Depending on the asking price of your home, each marketingplan should include a broker’s tour, newspaper ads, weekend open houses, andads in local home magazines. More expensive homes justify the listing agentusing brochures and mailers to neighboring homeowners who could know ofprospective buyers.
7. WHAT SUGGESTIONS DO YOU HAVE TO MAKE MY HOME MOREMARKETABLE? DO YOU RECOMMEND STAGING IT? Agents hate to answer thisquestion before obtaining the signed listing for fear of insulting the seller.But smart home sellers want to know. Often a minor change, such as replacingthe 1950s outdated shag carpet with a neutral fashionable carpet, can change ahome’s character.
Or maybe the agent will recommend removing yourold-fashioned furniture and having a professional designer “stage”your home to make it look up-to-date. Staging a home for sale has become very common among the most successful agents.
8. HOW MANY LISTINGS DO YOU CURRENTLY HAVE? WILL I BEDEALING WITH YOU OR AN ASSISTANT, AND HOW OFTEN WILL YOU CONTACT ME ABOUT SALESPROGRESS? WHAT PERCENTAGE OF YOUR LISTINGS DOESN’T SELL? Officeassistants are often the sign of a highly successful realty agent. But watchout for a “numbers agent” who takes too many listings, knowing apercentage will sell, and forgetting about the rest. You want to avoid becomingjust another listing to a numbers agent.
9. SHOULD MY FIXER-UPPER HOME BE SOLD “AS IS”? Ofcourse, only ask this question if your home needs considerable repairs that youcan’t afford or don’t want to make before listing it for sale.
I’ve seen listing agents loan funds to sellers in suchsituations to make an otherwise desirable home more attractive to buyers. Ifthe agent recommends marketing your home as a “handyman special,”don’t be offended but realize the buyer is likely to be an investor looking fora below-market purchase price.
10. OTHER THAN YOURSELF, WHO IS THE BEST REAL ESTATE AGENTIN THIS AREA? If the agent evades answering, then ask each agent what heor she thinks of the other agents you are interviewing. Respect each agent’sanswers. Of course, verify any negative information received about a competitoragent.
SUMMARY: Fall is the second-best home sales season. Toassure your home selling success in the current “buyer’s market,” besure to ask each listing agent you interview lots of questions and then listyour home for sale with the best agent for your situation.

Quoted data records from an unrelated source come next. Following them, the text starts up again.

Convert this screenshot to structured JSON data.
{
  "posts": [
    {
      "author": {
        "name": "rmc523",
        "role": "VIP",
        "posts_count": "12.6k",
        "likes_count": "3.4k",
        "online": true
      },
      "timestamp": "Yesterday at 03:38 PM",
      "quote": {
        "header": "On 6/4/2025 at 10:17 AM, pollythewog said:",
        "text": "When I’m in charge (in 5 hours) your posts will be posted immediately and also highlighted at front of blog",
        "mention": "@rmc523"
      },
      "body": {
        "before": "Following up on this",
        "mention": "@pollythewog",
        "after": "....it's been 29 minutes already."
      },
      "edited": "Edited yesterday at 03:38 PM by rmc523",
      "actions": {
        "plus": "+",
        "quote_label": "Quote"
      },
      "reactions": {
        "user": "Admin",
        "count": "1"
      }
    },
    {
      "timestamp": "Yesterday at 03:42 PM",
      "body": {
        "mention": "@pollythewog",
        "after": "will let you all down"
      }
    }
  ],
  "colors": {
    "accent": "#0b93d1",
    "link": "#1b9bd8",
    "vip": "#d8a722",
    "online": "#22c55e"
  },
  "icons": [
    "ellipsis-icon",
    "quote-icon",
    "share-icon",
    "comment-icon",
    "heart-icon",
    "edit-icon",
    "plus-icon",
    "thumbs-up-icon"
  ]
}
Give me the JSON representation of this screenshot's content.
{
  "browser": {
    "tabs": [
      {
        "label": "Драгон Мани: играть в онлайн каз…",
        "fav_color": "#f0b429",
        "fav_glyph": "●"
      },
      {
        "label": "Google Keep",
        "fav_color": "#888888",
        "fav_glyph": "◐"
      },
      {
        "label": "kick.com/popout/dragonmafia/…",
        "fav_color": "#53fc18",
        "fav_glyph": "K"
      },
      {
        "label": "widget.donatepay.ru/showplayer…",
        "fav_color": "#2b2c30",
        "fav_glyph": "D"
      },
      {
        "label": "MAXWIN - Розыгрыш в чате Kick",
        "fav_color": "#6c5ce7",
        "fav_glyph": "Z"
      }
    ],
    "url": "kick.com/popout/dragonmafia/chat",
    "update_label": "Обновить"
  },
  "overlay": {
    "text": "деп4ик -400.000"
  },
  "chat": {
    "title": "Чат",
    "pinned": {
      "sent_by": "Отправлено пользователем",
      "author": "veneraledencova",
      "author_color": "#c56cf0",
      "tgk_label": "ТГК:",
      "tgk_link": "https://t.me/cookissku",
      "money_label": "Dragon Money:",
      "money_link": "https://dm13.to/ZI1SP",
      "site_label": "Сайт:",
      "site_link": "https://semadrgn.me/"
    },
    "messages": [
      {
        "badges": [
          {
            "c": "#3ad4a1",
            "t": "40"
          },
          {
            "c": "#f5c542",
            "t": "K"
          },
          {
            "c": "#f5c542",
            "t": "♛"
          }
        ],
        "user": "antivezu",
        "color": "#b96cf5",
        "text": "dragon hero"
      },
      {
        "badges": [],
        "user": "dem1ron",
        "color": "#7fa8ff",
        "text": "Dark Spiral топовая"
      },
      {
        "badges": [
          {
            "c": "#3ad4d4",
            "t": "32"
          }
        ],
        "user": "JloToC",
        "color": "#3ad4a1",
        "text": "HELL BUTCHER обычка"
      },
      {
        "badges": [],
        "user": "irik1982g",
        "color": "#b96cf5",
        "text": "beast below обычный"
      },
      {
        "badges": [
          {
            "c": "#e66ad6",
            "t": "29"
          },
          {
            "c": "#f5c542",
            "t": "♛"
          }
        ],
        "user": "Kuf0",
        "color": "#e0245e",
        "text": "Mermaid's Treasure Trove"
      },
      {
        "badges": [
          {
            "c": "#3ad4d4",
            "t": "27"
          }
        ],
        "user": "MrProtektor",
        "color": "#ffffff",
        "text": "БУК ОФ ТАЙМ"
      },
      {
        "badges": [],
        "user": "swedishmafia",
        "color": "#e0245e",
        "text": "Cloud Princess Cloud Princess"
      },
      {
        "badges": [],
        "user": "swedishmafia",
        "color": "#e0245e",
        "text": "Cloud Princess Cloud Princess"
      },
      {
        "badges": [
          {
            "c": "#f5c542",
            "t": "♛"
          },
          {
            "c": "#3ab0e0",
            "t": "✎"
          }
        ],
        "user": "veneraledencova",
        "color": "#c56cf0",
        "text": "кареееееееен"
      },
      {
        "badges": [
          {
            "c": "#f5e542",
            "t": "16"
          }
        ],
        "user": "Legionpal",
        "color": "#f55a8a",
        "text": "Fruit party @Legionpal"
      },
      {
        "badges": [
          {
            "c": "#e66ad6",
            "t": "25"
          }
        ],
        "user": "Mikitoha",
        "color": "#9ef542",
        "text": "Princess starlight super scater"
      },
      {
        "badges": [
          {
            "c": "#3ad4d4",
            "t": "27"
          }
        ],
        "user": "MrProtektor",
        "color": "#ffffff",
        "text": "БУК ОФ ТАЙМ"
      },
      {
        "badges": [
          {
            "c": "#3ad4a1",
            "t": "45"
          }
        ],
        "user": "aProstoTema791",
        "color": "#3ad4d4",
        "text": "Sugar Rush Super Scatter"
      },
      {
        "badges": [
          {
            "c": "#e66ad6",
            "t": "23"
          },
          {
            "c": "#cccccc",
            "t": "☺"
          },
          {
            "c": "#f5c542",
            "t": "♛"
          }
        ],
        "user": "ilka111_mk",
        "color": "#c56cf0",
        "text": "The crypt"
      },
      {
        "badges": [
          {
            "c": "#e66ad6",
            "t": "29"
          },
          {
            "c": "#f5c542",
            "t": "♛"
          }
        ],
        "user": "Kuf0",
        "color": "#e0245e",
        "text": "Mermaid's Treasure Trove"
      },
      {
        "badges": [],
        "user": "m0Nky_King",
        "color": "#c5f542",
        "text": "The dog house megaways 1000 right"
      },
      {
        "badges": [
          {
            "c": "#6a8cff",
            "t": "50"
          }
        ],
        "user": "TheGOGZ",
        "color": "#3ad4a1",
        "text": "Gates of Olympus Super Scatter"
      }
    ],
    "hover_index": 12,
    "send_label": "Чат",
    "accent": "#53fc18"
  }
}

(For more information on Bob Bruss publications, visit his
Real Estate Center).
Copyright 2006 Inman News